Taxes are there to run the country and to help the old, young and sick.  Ooh I am getting angry, but isn't it about time we paid our way?

To take a quote from one of my all time favourite books David Copperfield
“Annual income twenty pounds, annual expenditure nineteen pounds nineteen and six. Result happiness.
Annual income twenty pounds, annual expenditure twenty pounds ought and six. Result misery.”
I'm with Micawber on this, and the result is not just a miserable country, but a miserable world.

On a happier note I am just starting the the Goblet of Fire in my re-read of the Harry Potters.  And I'm glad to say I'm enjoying them as much the second time as I did the first.  I have also taken to P G Wodehouse's Jeeves and Wooster - rather late, I admit.  Perhaps it is the longing for a more innocent time.  I wish I had Bertie's standard of living and a Jeeves to look after me.

Oh well, the breadmaker has just pinged, so I'll take out the pine nut and pesto bread whose smell has been wafting from the kitchen.  Then off for a muddy walk, and back to warm bread and butter by a log fire - who am I to complain!

Monday, 5 September 2011

Silpha atrata, snail-eating beetle

This is Silpha atrata, it doesn't have a common name.  It is in the burying beetle family, but it is a snail eater.  It has a long head and a poisonous bite.  Both adults and larvae eat snails.
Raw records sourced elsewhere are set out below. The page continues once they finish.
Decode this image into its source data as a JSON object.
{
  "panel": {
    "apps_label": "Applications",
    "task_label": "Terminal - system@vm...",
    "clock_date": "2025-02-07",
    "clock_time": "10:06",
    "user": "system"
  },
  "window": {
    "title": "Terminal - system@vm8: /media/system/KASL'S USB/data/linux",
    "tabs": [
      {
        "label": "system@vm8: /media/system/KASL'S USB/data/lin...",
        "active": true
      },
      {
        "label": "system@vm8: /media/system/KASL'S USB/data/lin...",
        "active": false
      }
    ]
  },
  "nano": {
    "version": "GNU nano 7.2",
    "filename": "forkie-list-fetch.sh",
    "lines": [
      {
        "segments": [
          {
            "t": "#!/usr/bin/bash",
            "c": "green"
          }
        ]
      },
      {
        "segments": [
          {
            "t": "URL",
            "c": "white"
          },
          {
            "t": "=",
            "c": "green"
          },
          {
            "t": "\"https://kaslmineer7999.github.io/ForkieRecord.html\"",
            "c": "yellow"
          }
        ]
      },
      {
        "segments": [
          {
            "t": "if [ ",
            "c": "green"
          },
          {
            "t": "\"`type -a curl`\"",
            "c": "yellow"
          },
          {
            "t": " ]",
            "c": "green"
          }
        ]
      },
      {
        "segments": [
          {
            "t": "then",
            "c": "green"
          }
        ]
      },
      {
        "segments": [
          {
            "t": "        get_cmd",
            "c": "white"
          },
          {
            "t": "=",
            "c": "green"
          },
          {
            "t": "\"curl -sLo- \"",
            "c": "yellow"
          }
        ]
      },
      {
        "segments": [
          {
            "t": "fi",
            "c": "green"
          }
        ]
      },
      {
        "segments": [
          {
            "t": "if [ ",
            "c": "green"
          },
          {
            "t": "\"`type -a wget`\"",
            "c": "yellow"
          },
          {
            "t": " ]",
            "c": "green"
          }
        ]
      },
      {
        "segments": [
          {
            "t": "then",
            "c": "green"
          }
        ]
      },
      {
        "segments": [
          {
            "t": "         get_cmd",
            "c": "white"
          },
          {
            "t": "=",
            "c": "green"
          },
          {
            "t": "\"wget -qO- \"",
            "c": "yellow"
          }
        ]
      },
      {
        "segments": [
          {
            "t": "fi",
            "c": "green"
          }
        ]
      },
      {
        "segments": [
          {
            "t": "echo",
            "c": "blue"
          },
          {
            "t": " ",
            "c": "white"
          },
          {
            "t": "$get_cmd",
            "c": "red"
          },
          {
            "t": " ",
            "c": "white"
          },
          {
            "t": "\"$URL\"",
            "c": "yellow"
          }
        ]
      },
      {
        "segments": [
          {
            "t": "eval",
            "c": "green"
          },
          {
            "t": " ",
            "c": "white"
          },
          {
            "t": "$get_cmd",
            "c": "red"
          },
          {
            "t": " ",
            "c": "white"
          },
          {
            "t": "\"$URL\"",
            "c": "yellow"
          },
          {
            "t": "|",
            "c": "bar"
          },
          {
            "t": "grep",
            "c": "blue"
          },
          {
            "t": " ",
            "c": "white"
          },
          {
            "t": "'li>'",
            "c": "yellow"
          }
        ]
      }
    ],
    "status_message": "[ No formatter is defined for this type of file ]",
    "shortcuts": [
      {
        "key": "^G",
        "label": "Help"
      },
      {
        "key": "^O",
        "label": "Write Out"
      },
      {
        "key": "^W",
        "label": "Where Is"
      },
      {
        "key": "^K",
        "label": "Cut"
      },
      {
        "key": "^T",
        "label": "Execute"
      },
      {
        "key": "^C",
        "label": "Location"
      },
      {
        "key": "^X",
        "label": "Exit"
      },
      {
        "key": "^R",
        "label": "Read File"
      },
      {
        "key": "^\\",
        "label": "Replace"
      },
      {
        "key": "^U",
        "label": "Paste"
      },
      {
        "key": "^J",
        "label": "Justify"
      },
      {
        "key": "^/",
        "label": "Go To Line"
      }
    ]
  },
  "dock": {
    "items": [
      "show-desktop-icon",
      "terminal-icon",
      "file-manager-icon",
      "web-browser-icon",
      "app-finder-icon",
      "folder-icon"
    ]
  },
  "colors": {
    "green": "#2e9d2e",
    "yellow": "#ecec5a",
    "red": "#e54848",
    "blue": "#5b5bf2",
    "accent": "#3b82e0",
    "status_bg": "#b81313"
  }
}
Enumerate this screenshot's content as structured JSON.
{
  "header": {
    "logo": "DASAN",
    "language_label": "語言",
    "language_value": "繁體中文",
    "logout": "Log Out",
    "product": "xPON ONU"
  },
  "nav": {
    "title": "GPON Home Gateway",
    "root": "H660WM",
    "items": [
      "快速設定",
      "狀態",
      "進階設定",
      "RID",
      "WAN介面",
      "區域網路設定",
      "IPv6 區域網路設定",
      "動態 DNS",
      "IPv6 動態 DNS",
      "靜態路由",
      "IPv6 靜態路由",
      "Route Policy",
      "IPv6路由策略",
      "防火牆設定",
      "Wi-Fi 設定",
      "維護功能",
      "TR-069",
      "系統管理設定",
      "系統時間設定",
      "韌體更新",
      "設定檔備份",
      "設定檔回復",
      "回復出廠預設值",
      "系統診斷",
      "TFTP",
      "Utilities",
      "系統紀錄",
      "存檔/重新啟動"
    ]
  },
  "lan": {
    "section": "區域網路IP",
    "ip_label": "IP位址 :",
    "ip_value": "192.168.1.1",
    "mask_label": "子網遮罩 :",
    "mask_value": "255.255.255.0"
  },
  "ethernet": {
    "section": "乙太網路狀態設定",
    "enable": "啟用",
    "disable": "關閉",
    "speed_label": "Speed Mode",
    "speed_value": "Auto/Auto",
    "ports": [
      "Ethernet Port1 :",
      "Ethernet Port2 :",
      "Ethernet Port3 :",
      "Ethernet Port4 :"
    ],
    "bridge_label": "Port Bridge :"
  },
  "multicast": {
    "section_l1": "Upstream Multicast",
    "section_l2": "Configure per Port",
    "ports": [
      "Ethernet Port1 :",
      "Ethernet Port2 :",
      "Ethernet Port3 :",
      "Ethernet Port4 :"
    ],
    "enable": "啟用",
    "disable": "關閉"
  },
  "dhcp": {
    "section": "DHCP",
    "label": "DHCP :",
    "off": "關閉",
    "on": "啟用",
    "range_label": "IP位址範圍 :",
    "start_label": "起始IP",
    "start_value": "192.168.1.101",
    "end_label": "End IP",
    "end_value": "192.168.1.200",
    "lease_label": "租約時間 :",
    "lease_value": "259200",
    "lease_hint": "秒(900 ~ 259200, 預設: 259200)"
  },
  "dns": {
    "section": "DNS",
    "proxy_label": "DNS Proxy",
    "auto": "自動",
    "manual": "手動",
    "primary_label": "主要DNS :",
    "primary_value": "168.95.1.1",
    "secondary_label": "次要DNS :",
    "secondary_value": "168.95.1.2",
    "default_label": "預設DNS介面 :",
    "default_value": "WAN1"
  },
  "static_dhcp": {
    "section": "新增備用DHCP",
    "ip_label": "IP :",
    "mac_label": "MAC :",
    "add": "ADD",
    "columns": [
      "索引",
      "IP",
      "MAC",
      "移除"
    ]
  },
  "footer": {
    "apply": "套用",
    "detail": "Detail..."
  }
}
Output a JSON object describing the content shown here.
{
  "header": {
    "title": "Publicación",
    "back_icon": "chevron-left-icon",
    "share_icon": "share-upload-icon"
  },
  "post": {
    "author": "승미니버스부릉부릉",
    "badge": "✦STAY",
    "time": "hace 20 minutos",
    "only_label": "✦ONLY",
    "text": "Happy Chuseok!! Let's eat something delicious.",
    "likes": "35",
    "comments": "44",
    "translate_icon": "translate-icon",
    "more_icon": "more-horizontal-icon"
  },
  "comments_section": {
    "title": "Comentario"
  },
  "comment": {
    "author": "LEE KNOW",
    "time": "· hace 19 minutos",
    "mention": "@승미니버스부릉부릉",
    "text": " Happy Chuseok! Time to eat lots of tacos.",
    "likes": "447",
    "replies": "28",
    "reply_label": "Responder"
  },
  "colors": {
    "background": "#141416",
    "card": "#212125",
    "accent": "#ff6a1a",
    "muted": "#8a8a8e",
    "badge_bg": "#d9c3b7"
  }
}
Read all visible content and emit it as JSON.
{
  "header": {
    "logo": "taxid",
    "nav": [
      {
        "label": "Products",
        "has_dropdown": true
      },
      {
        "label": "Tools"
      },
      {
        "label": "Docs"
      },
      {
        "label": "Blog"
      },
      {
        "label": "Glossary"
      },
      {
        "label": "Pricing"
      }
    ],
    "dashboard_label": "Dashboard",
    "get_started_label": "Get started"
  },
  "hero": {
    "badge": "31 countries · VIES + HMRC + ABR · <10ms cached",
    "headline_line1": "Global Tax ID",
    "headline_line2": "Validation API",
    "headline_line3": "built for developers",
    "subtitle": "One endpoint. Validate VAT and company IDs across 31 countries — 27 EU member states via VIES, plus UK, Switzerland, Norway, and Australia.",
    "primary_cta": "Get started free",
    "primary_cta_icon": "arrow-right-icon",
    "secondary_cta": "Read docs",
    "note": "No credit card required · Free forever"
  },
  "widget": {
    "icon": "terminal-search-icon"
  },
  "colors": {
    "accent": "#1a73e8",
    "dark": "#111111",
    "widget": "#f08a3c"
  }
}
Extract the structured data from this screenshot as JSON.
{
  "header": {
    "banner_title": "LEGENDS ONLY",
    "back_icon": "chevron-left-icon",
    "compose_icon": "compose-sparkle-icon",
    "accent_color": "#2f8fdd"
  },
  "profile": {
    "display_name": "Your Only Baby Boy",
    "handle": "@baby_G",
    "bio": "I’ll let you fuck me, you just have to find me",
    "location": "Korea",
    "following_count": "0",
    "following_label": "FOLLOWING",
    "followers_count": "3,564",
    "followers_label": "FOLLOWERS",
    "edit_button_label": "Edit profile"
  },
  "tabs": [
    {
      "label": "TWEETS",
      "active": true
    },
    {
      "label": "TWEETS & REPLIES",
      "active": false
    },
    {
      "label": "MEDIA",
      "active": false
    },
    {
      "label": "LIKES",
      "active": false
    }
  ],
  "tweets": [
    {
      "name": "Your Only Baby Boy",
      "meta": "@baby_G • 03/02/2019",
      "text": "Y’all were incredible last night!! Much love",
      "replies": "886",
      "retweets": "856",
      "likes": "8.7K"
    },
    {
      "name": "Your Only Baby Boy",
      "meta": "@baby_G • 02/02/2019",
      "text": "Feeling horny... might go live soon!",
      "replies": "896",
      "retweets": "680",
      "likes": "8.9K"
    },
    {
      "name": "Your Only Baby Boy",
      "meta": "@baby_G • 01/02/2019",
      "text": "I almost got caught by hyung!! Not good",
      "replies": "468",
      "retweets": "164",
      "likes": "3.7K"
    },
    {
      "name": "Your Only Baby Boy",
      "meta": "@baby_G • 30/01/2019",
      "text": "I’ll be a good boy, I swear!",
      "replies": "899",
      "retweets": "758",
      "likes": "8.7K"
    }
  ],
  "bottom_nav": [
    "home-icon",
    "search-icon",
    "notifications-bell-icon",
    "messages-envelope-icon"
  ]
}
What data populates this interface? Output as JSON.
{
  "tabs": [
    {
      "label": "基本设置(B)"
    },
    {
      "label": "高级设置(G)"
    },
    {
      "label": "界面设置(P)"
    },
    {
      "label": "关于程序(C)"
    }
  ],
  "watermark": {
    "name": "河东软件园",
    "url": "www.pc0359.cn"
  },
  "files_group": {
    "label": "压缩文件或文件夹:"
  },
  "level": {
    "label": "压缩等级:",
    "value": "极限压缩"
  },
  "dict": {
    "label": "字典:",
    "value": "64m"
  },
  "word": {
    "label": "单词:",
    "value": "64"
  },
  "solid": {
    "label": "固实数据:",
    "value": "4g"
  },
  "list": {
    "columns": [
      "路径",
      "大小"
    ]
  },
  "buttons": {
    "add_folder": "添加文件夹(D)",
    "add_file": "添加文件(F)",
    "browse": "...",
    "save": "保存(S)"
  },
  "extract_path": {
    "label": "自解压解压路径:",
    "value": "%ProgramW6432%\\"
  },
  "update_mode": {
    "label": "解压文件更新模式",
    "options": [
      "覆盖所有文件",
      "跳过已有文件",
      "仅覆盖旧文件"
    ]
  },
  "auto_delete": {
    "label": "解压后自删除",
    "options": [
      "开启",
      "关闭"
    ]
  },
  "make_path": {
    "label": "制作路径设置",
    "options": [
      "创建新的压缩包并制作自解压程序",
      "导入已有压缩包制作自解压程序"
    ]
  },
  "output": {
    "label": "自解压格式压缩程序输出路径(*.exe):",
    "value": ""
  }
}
I found it on a woodland path in late May.  Unfortunately my dog had stood on it and killed it.  I noticed it because it was so shiny.  I imagine it had got washed out of a tree as we went for a walk after a heavy shower.  Since then I've seen a few more in the moss around the base of tree trunks and on the trunks itself.  I haven't seen one eating a snail yet though.  Perhaps they bite them then bury them.